Mentoring the Misled

, John Palatiello, Leave a comment

One of the most rewarding and gratifying things I do is mentor young people.  I have been asked by college students, graduate students, and those entering the workforce to listen as they share their career goals and plans, and, in return, provide advice.

The quality of the young men and women I’ve met with is impressive.  I’ve been encouraged by their ambition, poise, knowledge, and ability to write and speak with clarity.

A recent experience struck me as unusual.  A recent graduate of a state university with a degree in geology asked for advice on how to progress toward his ultimate career goal – a petroleum geologist with an oil company.

I suggested that an entry level position that would include field work, with a geotechnical or environmental consulting firm, would give him practical technical and business experience.  A master’s degree is generally required in the geology field, and this young man recognized his current job search was a stepping stone toward graduate school and his eventual career objectives.

When the young geologist showed me his resume, I suggested a few revisions, including a reordering of items.  As one who has owned and operated a business or more than 25 years, I have, in my career, both interviewed to secure a job and been an employer on the hiring end of the interview and selection process.

This gentleman had impressive and valuable research and field experience in geology.  I told him he should move that to the top of his resume, above his listing of his alma mater, degree and grade point average.

My protégé was incredulous.  “But my professor told me to list my academic credentials first”, he said to me.

I explained that as an employer, I want to know what an applicant knows and what is his or experience.  I am interested in how soon the individual can be productive and billable, versus how much time and expense I must invest in training to make him or her billable.  After all, the first goal of a business, and its employees, is to make money.  I am less interested in where an applicant went to school or what their GPA is than I am what they’ve done in internships, research projects, and work-study programs.  I should be able to assume a certain level of academic achievement from any college graduate.

It is only natural that a college professor would emphasize academics.  But, I asked, “When was the last time your tenured professor applied for a job or did any hiring?”  My protégé got the point.

In most professions, ethics codes stipulate that individuals should “perform services only in areas of their competence.”

The same should apply to college professors.


John Palatiello president of the firm of John M. Palatiello & Associates, Inc., a public affairs consulting firm located in Reston, Virginia, providing association management and public affairs services to firms and organizations.
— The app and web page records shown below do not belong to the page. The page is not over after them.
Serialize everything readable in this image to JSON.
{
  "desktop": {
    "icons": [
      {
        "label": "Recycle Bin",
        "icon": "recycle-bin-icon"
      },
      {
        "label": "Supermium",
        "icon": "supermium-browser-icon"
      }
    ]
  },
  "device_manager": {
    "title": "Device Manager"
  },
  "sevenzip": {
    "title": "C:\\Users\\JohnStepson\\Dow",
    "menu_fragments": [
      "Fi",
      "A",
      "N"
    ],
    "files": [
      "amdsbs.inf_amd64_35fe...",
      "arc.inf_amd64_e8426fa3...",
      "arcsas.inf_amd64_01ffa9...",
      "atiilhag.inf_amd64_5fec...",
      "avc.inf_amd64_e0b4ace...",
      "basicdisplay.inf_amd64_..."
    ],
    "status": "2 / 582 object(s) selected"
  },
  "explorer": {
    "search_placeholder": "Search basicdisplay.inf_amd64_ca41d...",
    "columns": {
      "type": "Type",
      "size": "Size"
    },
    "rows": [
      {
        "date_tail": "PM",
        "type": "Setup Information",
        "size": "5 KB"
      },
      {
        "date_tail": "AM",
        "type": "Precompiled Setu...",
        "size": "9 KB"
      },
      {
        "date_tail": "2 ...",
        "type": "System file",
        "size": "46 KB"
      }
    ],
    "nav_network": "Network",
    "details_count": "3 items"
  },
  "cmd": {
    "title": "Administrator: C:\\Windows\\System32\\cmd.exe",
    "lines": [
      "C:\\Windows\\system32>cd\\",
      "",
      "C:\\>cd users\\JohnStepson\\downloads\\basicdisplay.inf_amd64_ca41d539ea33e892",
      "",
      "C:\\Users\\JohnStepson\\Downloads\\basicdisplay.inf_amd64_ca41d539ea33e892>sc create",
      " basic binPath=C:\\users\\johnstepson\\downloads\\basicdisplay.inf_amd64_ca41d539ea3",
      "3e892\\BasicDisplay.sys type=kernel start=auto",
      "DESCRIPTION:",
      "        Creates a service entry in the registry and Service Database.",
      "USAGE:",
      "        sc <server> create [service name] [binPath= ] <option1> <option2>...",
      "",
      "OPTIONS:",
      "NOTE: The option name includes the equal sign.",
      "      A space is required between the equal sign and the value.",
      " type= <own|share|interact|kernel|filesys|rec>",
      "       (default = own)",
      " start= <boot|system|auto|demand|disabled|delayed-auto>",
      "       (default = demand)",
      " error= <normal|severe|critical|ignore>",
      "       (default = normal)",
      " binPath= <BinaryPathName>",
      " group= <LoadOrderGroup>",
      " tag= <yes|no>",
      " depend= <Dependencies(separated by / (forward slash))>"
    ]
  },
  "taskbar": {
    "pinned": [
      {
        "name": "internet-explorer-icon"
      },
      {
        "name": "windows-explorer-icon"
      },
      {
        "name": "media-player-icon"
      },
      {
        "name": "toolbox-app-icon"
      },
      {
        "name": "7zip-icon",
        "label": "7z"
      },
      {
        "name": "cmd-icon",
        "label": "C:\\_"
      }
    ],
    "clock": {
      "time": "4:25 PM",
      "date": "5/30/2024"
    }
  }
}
He has been Executive Director of MAPPS, a national association of private geospatial firms since 1987, and is President of the Business Coalition for Fair Competition, a coalition of firms, organizations and individuals fighting unfair government-sponsored competition with private enterprise.